Disclosure rules in family proceedings are a mixture - sometimes not coherent - of common law (often absorbed from Civil Procedure Rules 1998), case law and rules. Not all of these are necessarily consistent; and it is not clear to what extent certain rules - for example as to full disclosure - apply in the same way to children and to money proceedings. This article is the first in a short series which reviews disclosure, privilege and confidentiality, the without prejudice rule and public interest immunity.
A subsidiary aim of the series is to alert mediators and others involved in dispute resolution to particular issues which may arise for them in mediation. Is there a conflict between such duties of full relevant disclosure as bind the parties, and their and the mediator's duties' of confidentiality? Can a mediator be called to give evidence as to confidential matters if mediation fails, or if a party seeks to use the cloak of privilege to hide dishonesty? What are the limits of confidentiality where children are concerned; or where a mediator fears a crime may be committed?
The full version of this article appears in the November 2013 issue of Family Law.

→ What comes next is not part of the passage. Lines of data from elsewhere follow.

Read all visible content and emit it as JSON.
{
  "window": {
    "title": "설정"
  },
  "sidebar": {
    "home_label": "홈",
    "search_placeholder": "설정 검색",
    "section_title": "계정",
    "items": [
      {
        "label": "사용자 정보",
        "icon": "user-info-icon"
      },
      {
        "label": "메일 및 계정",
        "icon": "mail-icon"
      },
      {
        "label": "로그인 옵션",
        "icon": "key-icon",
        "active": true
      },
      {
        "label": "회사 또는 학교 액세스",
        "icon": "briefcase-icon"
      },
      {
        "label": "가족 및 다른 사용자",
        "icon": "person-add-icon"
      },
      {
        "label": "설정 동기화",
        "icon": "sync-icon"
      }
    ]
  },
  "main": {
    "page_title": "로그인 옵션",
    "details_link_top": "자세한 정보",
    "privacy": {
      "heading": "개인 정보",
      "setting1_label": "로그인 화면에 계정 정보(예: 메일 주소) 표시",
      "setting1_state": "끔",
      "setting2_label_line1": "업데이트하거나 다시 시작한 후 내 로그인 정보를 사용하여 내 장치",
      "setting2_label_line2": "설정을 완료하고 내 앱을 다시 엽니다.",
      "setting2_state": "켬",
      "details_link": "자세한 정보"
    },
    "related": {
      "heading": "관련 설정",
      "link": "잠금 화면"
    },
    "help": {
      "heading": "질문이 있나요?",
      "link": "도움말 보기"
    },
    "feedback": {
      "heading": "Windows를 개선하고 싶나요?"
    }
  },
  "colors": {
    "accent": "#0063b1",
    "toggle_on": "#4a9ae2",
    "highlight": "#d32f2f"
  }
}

Formerly entitled the Ancillary Relief Handbook this is the first resort for thousands of...